(Stored items)
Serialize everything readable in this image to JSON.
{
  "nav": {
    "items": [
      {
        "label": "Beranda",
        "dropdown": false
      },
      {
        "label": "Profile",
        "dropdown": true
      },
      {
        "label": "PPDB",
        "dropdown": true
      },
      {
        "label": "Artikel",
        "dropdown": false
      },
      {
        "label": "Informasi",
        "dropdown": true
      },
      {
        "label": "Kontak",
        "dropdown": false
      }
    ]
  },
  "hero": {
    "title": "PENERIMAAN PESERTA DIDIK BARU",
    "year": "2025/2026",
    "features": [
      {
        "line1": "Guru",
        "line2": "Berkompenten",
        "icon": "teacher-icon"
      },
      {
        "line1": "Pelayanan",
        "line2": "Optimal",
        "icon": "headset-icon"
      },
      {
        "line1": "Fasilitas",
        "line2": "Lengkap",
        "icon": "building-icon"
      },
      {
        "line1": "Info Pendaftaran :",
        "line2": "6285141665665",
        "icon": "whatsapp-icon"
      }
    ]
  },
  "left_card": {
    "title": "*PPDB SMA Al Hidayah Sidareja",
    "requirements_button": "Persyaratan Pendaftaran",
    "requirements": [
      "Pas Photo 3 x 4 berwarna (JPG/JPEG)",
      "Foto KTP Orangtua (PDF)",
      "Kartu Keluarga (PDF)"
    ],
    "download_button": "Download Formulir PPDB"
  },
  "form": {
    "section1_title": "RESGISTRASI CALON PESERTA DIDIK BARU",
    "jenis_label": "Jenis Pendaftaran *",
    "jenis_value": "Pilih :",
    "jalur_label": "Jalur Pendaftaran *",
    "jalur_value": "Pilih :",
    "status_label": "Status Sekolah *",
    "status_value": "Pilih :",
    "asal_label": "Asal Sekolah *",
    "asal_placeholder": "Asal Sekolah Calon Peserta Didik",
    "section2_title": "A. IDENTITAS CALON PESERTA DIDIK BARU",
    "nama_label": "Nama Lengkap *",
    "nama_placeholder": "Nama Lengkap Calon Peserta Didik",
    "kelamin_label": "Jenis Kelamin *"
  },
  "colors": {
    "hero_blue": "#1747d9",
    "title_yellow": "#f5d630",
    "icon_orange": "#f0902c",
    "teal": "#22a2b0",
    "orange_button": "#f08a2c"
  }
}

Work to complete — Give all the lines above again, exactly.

Task output —
Serialize everything readable in this image to JSON.
{
  "nav": {
    "items": [
      {
        "label": "Beranda",
        "dropdown": false
      },
      {
        "label": "Profile",
        "dropdown": true
      },
      {
        "label": "PPDB",
        "dropdown": true
      },
      {
        "label": "Artikel",
        "dropdown": false
      },
      {
        "label": "Informasi",
        "dropdown": true
      },
      {
        "label": "Kontak",
        "dropdown": false
      }
    ]
  },
  "hero": {
    "title": "PENERIMAAN PESERTA DIDIK BARU",
    "year": "2025/2026",
    "features": [
      {
        "line1": "Guru",
        "line2": "Berkompenten",
        "icon": "teacher-icon"
      },
      {
        "line1": "Pelayanan",
        "line2": "Optimal",
        "icon": "headset-icon"
      },
      {
        "line1": "Fasilitas",
        "line2": "Lengkap",
        "icon": "building-icon"
      },
      {
        "line1": "Info Pendaftaran :",
        "line2": "6285141665665",
        "icon": "whatsapp-icon"
      }
    ]
  },
  "left_card": {
    "title": "*PPDB SMA Al Hidayah Sidareja",
    "requirements_button": "Persyaratan Pendaftaran",
    "requirements": [
      "Pas Photo 3 x 4 berwarna (JPG/JPEG)",
      "Foto KTP Orangtua (PDF)",
      "Kartu Keluarga (PDF)"
    ],
    "download_button": "Download Formulir PPDB"
  },
  "form": {
    "section1_title": "RESGISTRASI CALON PESERTA DIDIK BARU",
    "jenis_label": "Jenis Pendaftaran *",
    "jenis_value": "Pilih :",
    "jalur_label": "Jalur Pendaftaran *",
    "jalur_value": "Pilih :",
    "status_label": "Status Sekolah *",
    "status_value": "Pilih :",
    "asal_label": "Asal Sekolah *",
    "asal_placeholder": "Asal Sekolah Calon Peserta Didik",
    "section2_title": "A. IDENTITAS CALON PESERTA DIDIK BARU",
    "nama_label": "Nama Lengkap *",
    "nama_placeholder": "Nama Lengkap Calon Peserta Didik",
    "kelamin_label": "Jenis Kelamin *"
  },
  "colors": {
    "hero_blue": "#1747d9",
    "title_yellow": "#f5d630",
    "icon_orange": "#f0902c",
    "teal": "#22a2b0",
    "orange_button": "#f08a2c"
  }
}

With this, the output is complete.